* [PROBLEM REQUIREMENTS] Output only the lines that run from the one with "Extract the structured" to the final line of the material, exactly as they are written.
= = =
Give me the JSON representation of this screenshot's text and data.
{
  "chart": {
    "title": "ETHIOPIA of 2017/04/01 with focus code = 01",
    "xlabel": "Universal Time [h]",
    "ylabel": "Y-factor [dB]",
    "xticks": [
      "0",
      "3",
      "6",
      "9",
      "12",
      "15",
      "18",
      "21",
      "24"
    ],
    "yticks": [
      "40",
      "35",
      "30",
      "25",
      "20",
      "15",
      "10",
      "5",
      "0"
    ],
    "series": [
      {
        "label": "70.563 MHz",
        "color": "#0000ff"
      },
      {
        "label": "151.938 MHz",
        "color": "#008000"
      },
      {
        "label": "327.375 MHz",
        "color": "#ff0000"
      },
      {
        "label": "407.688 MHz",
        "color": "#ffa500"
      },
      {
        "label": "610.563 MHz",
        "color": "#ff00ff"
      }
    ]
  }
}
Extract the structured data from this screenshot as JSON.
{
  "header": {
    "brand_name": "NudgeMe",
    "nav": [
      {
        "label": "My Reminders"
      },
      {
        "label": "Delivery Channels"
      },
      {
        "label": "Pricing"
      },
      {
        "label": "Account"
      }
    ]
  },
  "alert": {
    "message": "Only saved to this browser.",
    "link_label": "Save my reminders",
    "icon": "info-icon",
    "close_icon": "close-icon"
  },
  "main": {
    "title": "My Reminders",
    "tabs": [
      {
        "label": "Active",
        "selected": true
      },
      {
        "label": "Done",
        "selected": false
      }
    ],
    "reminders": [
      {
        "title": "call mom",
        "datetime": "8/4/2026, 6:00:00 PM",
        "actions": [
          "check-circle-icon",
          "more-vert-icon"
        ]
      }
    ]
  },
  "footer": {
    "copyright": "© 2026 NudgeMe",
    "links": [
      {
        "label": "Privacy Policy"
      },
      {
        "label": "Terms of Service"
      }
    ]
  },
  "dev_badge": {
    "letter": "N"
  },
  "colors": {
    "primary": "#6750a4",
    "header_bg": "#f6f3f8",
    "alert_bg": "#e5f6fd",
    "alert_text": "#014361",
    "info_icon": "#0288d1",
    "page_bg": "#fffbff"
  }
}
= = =
* [WRITTEN REPLY]
Extract the structured data from this screenshot as JSON.
{
  "header": {
    "brand_name": "NudgeMe",
    "nav": [
      {
        "label": "My Reminders"
      },
      {
        "label": "Delivery Channels"
      },
      {
        "label": "Pricing"
      },
      {
        "label": "Account"
      }
    ]
  },
  "alert": {
    "message": "Only saved to this browser.",
    "link_label": "Save my reminders",
    "icon": "info-icon",
    "close_icon": "close-icon"
  },
  "main": {
    "title": "My Reminders",
    "tabs": [
      {
        "label": "Active",
        "selected": true
      },
      {
        "label": "Done",
        "selected": false
      }
    ],
    "reminders": [
      {
        "title": "call mom",
        "datetime": "8/4/2026, 6:00:00 PM",
        "actions": [
          "check-circle-icon",
          "more-vert-icon"
        ]
      }
    ]
  },
  "footer": {
    "copyright": "© 2026 NudgeMe",
    "links": [
      {
        "label": "Privacy Policy"
      },
      {
        "label": "Terms of Service"
      }
    ]
  },
  "dev_badge": {
    "letter": "N"
  },
  "colors": {
    "primary": "#6750a4",
    "header_bg": "#f6f3f8",
    "alert_bg": "#e5f6fd",
    "alert_text": "#014361",
    "info_icon": "#0288d1",
    "page_bg": "#fffbff"
  }
}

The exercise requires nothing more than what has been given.